The answer is found in the New Testament:
Accounting that God is able to raise up even from the dead. Whereupon also he received him for a parable. (Hebrews 11:19 DRA)
λογισάμενος ὅτι καὶ ἐκ νεκρῶν ἐγείρειν δυνατὸς ὁ θεός ὅθεν αὐτὸν καὶ ἐν παραβολῇ ἐκομίσατο
The basic sense of a parable is a side-by-side comparison of two things:
The word ‘parable’ is simply the English form of a quite common Greek word (parabolē) which in ordinary Greek usage meant the putting of one thing alongside another by way of comparison or illustration. Aristotle, for example, defines the word as meaning ‘comparison’ or ‘analogy’. (Rhet. 11, xx, 2-4). But in the Greek Bible the meaning of the word is affected by the meaning of the Hebrew word māšhāl Aramaic: məethel) which it was used to translate; and as a māšhāl has a number of uses, so in biblical Greek does the word ‘parable’.

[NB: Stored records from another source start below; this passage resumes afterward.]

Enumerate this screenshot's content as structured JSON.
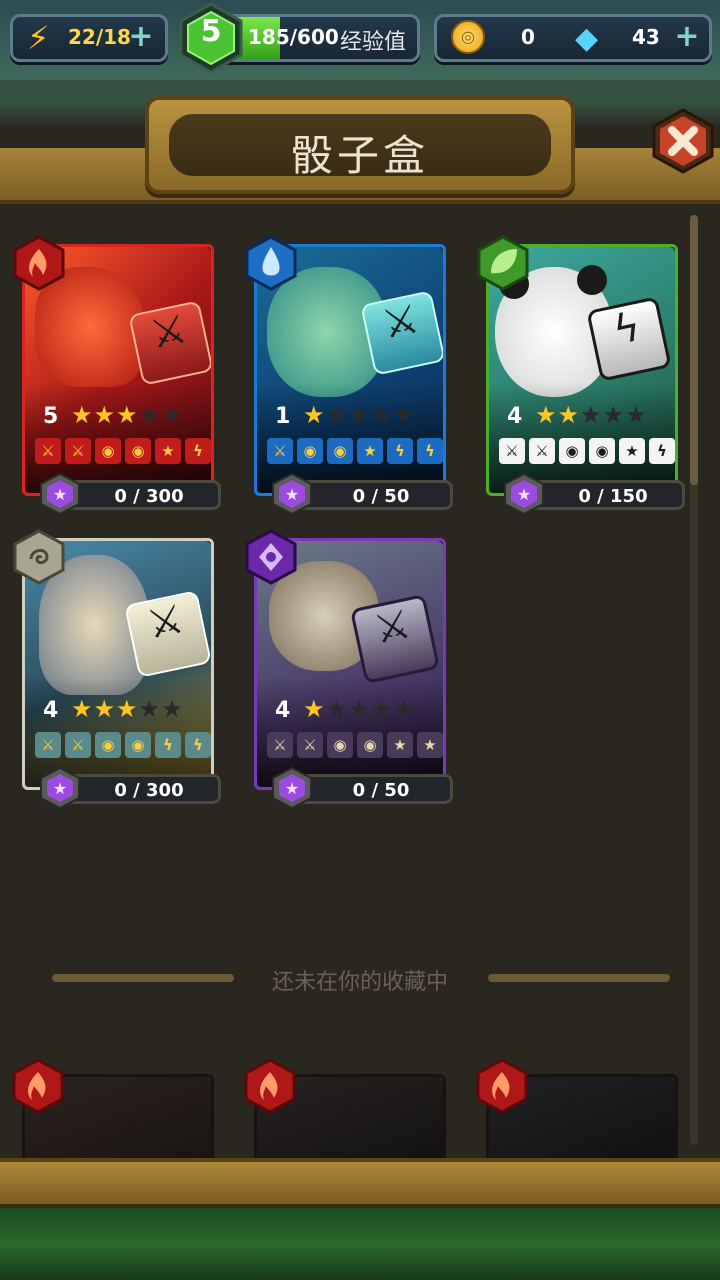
{
  "topbar": {
    "energy": "22/18",
    "level": "5",
    "xp_value": "185/600",
    "xp_label": "经验值",
    "xp_progress": 0.31,
    "gold": "0",
    "gems": "43",
    "energy_icon": "lightning-icon",
    "gold_icon": "coin-icon",
    "gem_icon": "diamond-icon"
  },
  "header": {
    "title": "骰子盒"
  },
  "cards": [
    {
      "element": "fire",
      "level": "5",
      "stars": 3,
      "progress": "0 / 300",
      "faces": [
        "sword",
        "sword",
        "shield",
        "shield",
        "star",
        "bolt"
      ],
      "frame": "#c11c1c"
    },
    {
      "element": "water",
      "level": "1",
      "stars": 1,
      "progress": "0 / 50",
      "faces": [
        "sword",
        "shield",
        "shield",
        "star",
        "bolt",
        "bolt"
      ],
      "frame": "#1c6bc1"
    },
    {
      "element": "nature",
      "level": "4",
      "stars": 2,
      "progress": "0 / 150",
      "faces": [
        "sword",
        "sword",
        "shield",
        "shield",
        "star",
        "bolt"
      ],
      "frame": "#4aa72a"
    },
    {
      "element": "wind",
      "level": "4",
      "stars": 3,
      "progress": "0 / 300",
      "faces": [
        "sword",
        "sword",
        "shield",
        "shield",
        "bolt",
        "bolt"
      ],
      "frame": "#c8c8b8"
    },
    {
      "element": "arcane",
      "level": "4",
      "stars": 1,
      "progress": "0 / 50",
      "faces": [
        "sword",
        "sword",
        "shield",
        "shield",
        "star",
        "star"
      ],
      "frame": "#6b3aa3"
    }
  ],
  "section": {
    "not_collected": "还未在你的收藏中"
  },
  "colors": {
    "fire": "#c11c1c",
    "water": "#1c6bc1",
    "nature": "#4aa72a",
    "wind": "#bdbdae",
    "arcane": "#6b3aa3",
    "star": "#ffc524"
  }
}
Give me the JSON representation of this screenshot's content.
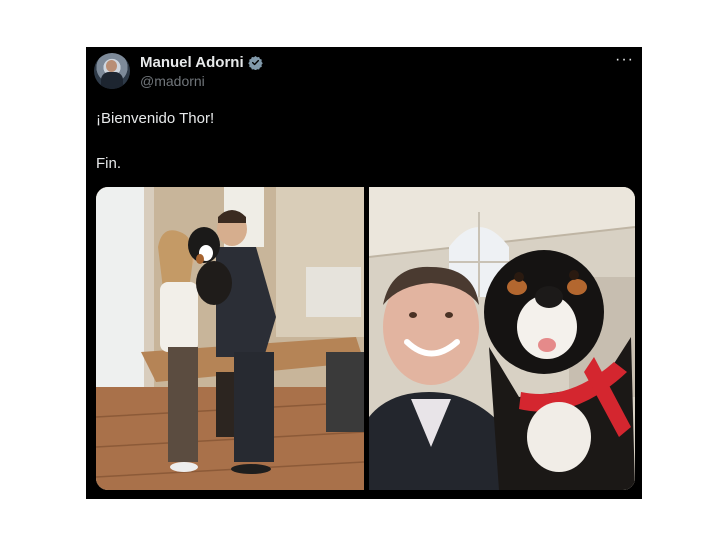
{
  "post": {
    "author_name": "Manuel Adorni",
    "author_handle": "@madorni",
    "more_label": "···",
    "lines": [
      "¡Bienvenido Thor!",
      "Fin."
    ]
  },
  "media": [
    {
      "description": "office-photo-couple-with-dog"
    },
    {
      "description": "selfie-man-with-bernese-dog"
    }
  ],
  "colors": {
    "background": "#000000",
    "text": "#e7e9ea",
    "secondary_text": "#71767b",
    "verified": "#829aab"
  },
  "icons": [
    "verified-badge-icon",
    "more-options-icon"
  ]
}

The "parable" of the Akedah (the binding) of Isaac, is the comparison with the offering of Jesus. Here are a few parallels:
Abraham offers Isaac The Father offers Jesus
Isaac is bound before he is offered Jesus is bound before He is offered
Two servants do not go with Isaac Two thieves go with Jesus
The angel of the LORD stops Abraham Jesus does not stop Pilate
The LORD will provide a lamb Jesus is the Lamb
Some comparisons are the same; some are antithetic.
It took Abraham and Isaac three days to travel from Beersheba (v. 22:19) to Mount Moriah:
3 So Abraham rose early in the morning, saddled his donkey, and took two of his young men with him, and his son Isaac. And he cut the wood for the burnt offering and arose and went to the place of which God had told him. 4 On the third day Abraham lifted up his eyes and saw the place from afar. (Genesis 22 ESV)
On the third day after leaving Beersheba, Abraham lifted his eyes and saw the place. Afterward, Abraham returned to Beersheba. Not only is Isaac "missing" from the narrative, there is no mention of the length of time the trip took. However, if Abraham was able to see the place of sacrifice on the third day, then it is reasonable to conclude he would see Beersheba on the third day when returning.
Therefore, Isaac and the travel time have been intentionally omitted from the narrative in Genesis in order to form a more perfect comparison with the offering of Jesus:
Isaac "disappears" from the next 3-days Jesus "disappears" from the next 3-days
After He was crucified, Jesus "disappears" from the Gospel accounts: just as there is no mention of Isaac on the return trip. But, on the third day He returns to the same place He had been left. Therefore, if Isaac did return, which is most likely, the comparison of that location is antithetic. Regardless, the narrative in Genesis has been intentionally crafted to be compared with the crucifixion of Jesus.
In addition, most scholars believe the offering of Isaac took place at the place where the Temple was built. f that is correct, the location of the two is another component of the parable.
1. D.E. Nineham, The Gospel of St. Mark, The Seabury Press, 1963 p. 126